* Work item: Find the word "time" in the listing below. Copy every line that has it.

==== Data shown

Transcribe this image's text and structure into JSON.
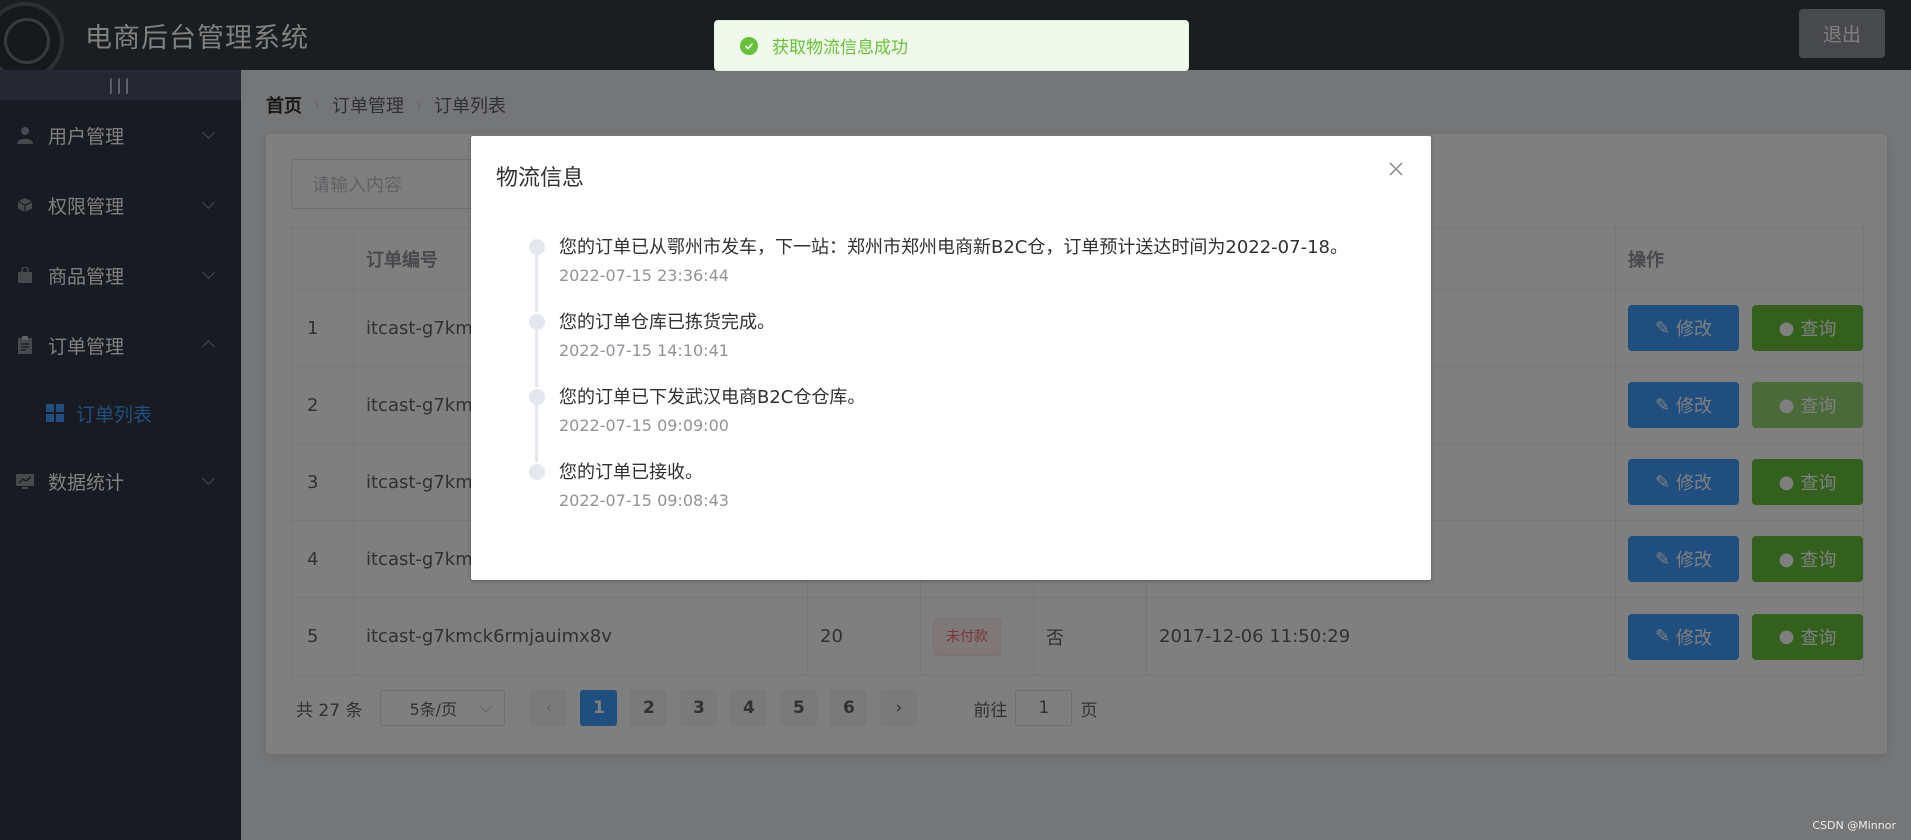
{
  "header": {
    "title": "电商后台管理系统",
    "logout_label": "退出"
  },
  "sidebar": {
    "toggle_label": "|||",
    "menus": [
      {
        "label": "用户管理",
        "icon": "user-icon"
      },
      {
        "label": "权限管理",
        "icon": "box-icon"
      },
      {
        "label": "商品管理",
        "icon": "bag-icon"
      },
      {
        "label": "订单管理",
        "icon": "clipboard-icon"
      },
      {
        "label": "数据统计",
        "icon": "chart-icon"
      }
    ],
    "submenu": {
      "label": "订单列表",
      "icon": "grid-icon"
    }
  },
  "breadcrumb": [
    "首页",
    "订单管理",
    "订单列表"
  ],
  "search": {
    "placeholder": "请输入内容"
  },
  "table": {
    "headers": {
      "order_no": "订单编号",
      "op": "操作"
    },
    "rows": [
      {
        "index": "1",
        "order_no": "itcast-g7kmc"
      },
      {
        "index": "2",
        "order_no": "itcast-g7kmc"
      },
      {
        "index": "3",
        "order_no": "itcast-g7kmc"
      },
      {
        "index": "4",
        "order_no": "itcast-g7kmc"
      },
      {
        "index": "5",
        "order_no": "itcast-g7kmck6rmjauimx8v",
        "price": "20",
        "pay_status": "未付款",
        "is_send": "否",
        "time": "2017-12-06 11:50:29"
      }
    ],
    "edit_label": "修改",
    "query_label": "查询"
  },
  "pagination": {
    "total": "共 27 条",
    "page_size": "5条/页",
    "pages": [
      "1",
      "2",
      "3",
      "4",
      "5",
      "6"
    ],
    "goto_prefix": "前往",
    "goto_value": "1",
    "goto_suffix": "页"
  },
  "dialog": {
    "title": "物流信息",
    "items": [
      {
        "content": "您的订单已从鄂州市发车，下一站：郑州市郑州电商新B2C仓，订单预计送达时间为2022-07-18。",
        "time": "2022-07-15 23:36:44"
      },
      {
        "content": "您的订单仓库已拣货完成。",
        "time": "2022-07-15 14:10:41"
      },
      {
        "content": "您的订单已下发武汉电商B2C仓仓库。",
        "time": "2022-07-15 09:09:00"
      },
      {
        "content": "您的订单已接收。",
        "time": "2022-07-15 09:08:43"
      }
    ]
  },
  "toast": {
    "message": "获取物流信息成功"
  },
  "watermark": "CSDN @Minnor",
  "colors": {
    "primary": "#409eff",
    "success": "#67c23a",
    "danger": "#f56c6c",
    "header_bg": "#373d41",
    "sidebar_bg": "#333744"
  }
}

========

* Expected answer:
        "time": "2017-12-06 11:50:29"
        "time": "2022-07-15 23:36:44"
        "time": "2022-07-15 14:10:41"
        "time": "2022-07-15 09:09:00"
        "time": "2022-07-15 09:08:43"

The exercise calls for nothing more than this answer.